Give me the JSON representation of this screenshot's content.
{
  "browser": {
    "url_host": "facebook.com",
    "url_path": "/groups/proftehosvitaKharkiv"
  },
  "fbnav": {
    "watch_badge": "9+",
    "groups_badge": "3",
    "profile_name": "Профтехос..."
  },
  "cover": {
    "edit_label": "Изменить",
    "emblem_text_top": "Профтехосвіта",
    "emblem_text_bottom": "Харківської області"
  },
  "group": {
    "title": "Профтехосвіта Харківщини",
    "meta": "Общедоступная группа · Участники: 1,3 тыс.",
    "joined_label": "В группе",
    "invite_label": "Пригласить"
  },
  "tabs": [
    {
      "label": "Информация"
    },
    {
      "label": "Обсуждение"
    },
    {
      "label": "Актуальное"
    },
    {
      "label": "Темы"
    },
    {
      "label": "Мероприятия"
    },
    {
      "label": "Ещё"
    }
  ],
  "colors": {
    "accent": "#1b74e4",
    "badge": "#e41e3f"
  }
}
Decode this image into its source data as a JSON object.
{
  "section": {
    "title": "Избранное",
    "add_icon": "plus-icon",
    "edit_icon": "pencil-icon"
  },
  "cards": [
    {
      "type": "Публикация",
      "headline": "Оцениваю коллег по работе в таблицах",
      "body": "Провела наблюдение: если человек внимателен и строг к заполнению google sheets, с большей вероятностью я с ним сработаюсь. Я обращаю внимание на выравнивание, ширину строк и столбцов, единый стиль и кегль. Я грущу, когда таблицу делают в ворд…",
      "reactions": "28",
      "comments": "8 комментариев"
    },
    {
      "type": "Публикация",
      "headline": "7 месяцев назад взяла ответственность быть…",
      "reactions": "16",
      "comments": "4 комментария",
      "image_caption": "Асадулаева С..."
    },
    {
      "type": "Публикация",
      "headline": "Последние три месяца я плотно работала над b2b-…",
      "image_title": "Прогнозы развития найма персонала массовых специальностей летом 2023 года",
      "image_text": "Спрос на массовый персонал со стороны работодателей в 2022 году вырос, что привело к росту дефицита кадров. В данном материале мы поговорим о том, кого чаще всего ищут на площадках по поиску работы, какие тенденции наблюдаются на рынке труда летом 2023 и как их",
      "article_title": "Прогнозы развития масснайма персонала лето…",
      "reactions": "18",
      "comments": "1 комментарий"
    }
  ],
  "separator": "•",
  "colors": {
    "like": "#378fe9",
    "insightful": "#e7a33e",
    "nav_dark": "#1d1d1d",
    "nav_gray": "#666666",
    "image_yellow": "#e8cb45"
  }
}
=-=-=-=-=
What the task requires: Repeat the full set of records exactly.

Task output:
Give me the JSON representation of this screenshot's content.
{
  "browser": {
    "url_host": "facebook.com",
    "url_path": "/groups/proftehosvitaKharkiv"
  },
  "fbnav": {
    "watch_badge": "9+",
    "groups_badge": "3",
    "profile_name": "Профтехос..."
  },
  "cover": {
    "edit_label": "Изменить",
    "emblem_text_top": "Профтехосвіта",
    "emblem_text_bottom": "Харківської області"
  },
  "group": {
    "title": "Профтехосвіта Харківщини",
    "meta": "Общедоступная группа · Участники: 1,3 тыс.",
    "joined_label": "В группе",
    "invite_label": "Пригласить"
  },
  "tabs": [
    {
      "label": "Информация"
    },
    {
      "label": "Обсуждение"
    },
    {
      "label": "Актуальное"
    },
    {
      "label": "Темы"
    },
    {
      "label": "Мероприятия"
    },
    {
      "label": "Ещё"
    }
  ],
  "colors": {
    "accent": "#1b74e4",
    "badge": "#e41e3f"
  }
}
Decode this image into its source data as a JSON object.
{
  "section": {
    "title": "Избранное",
    "add_icon": "plus-icon",
    "edit_icon": "pencil-icon"
  },
  "cards": [
    {
      "type": "Публикация",
      "headline": "Оцениваю коллег по работе в таблицах",
      "body": "Провела наблюдение: если человек внимателен и строг к заполнению google sheets, с большей вероятностью я с ним сработаюсь. Я обращаю внимание на выравнивание, ширину строк и столбцов, единый стиль и кегль. Я грущу, когда таблицу делают в ворд…",
      "reactions": "28",
      "comments": "8 комментариев"
    },
    {
      "type": "Публикация",
      "headline": "7 месяцев назад взяла ответственность быть…",
      "reactions": "16",
      "comments": "4 комментария",
      "image_caption": "Асадулаева С..."
    },
    {
      "type": "Публикация",
      "headline": "Последние три месяца я плотно работала над b2b-…",
      "image_title": "Прогнозы развития найма персонала массовых специальностей летом 2023 года",
      "image_text": "Спрос на массовый персонал со стороны работодателей в 2022 году вырос, что привело к росту дефицита кадров. В данном материале мы поговорим о том, кого чаще всего ищут на площадках по поиску работы, какие тенденции наблюдаются на рынке труда летом 2023 и как их",
      "article_title": "Прогнозы развития масснайма персонала лето…",
      "reactions": "18",
      "comments": "1 комментарий"
    }
  ],
  "separator": "•",
  "colors": {
    "like": "#378fe9",
    "insightful": "#e7a33e",
    "nav_dark": "#1d1d1d",
    "nav_gray": "#666666",
    "image_yellow": "#e8cb45"
  }
}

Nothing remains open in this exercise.